As one of the hottest teams in the first half of the season, the Brewers are only relying on their early success. Their team has quickly cooled off and their number two starter Jimmy Nelson is out the remainder of the season. The rest of the roster is shaky at best as they are trying to stay relevant in the postseason chase. If the Nationals are fully prepared for the playoffs there should be no worries if Milwaukee represents the Central.

ST. LOUIS CARDINALS PREVIEW
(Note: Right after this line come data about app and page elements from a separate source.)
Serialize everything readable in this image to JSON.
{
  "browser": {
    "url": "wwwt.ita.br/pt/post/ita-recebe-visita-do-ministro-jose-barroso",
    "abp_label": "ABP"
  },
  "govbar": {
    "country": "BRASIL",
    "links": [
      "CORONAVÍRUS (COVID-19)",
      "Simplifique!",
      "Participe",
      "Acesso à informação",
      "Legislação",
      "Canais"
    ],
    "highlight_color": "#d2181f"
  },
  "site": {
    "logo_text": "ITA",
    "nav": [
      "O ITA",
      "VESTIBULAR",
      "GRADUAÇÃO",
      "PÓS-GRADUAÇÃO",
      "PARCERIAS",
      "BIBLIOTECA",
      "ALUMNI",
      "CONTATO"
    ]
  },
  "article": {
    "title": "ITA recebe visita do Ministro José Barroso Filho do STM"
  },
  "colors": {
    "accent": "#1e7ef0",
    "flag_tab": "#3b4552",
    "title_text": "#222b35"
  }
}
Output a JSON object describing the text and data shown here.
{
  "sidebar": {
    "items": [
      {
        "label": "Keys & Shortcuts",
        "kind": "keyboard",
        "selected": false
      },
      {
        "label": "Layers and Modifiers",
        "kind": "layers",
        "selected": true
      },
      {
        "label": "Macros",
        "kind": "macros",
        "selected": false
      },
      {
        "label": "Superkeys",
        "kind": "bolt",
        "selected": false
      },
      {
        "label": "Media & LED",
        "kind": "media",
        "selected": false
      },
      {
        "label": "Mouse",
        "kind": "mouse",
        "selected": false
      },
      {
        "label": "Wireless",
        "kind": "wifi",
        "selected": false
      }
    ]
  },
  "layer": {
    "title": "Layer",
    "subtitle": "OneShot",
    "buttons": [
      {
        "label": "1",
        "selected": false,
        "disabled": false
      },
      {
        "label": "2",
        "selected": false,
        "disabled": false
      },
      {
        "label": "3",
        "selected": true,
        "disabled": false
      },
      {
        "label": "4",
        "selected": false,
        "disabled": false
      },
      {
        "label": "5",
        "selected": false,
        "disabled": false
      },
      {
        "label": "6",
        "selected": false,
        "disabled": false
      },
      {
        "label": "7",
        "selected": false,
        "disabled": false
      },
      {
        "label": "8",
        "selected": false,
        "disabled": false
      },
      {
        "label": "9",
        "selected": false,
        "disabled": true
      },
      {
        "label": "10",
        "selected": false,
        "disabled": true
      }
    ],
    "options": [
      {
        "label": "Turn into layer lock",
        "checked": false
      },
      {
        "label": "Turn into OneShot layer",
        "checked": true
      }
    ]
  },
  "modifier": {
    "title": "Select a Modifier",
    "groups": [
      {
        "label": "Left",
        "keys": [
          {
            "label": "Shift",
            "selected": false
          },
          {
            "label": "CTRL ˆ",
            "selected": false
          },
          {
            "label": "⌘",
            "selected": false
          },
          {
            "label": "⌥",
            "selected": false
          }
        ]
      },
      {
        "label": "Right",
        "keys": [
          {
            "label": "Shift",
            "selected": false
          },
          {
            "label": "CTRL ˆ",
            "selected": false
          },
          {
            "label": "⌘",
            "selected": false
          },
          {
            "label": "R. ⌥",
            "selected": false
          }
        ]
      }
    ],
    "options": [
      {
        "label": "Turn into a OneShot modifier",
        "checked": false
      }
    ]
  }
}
Current record: 80-72
2017 Record vs. Washington: 3-3
Last head-to-head postseason series: 2012; Cardinals won 3-2 in NLDS
Starting pitchers: Adam Wainwright (12-5), Carlos Martinez (12-11), Lance Lynn (11-7), Michael Wacha (12-8), Luke Weaver (7-1),
Top position players: Yadier Molina (.276 BA, 18 HRs, 82 RBIs), Tommy Pham (.311 BA, 21 HRs, 168 RBIs)

With both the Brewers and Cubs you know what you are getting, with the Cardinals it could be anything. The starting pitchers have a history of success, just not in 2017. Also how Wainwright comes back will be a huge factor in how the Central race will play out and how their odds in the postseason increase. With a mix of a young and aging line-up, the Cardinals can both win with the long ball and piece runs together by playing small ball. St. Louis is easily the most interesting team of the three and could be the scariest if the Wainwright comes back at 100%.

Both the Brewers and the Cardinals have to rely on each other to win the NL Central. They cannot do it on their individual series's alone.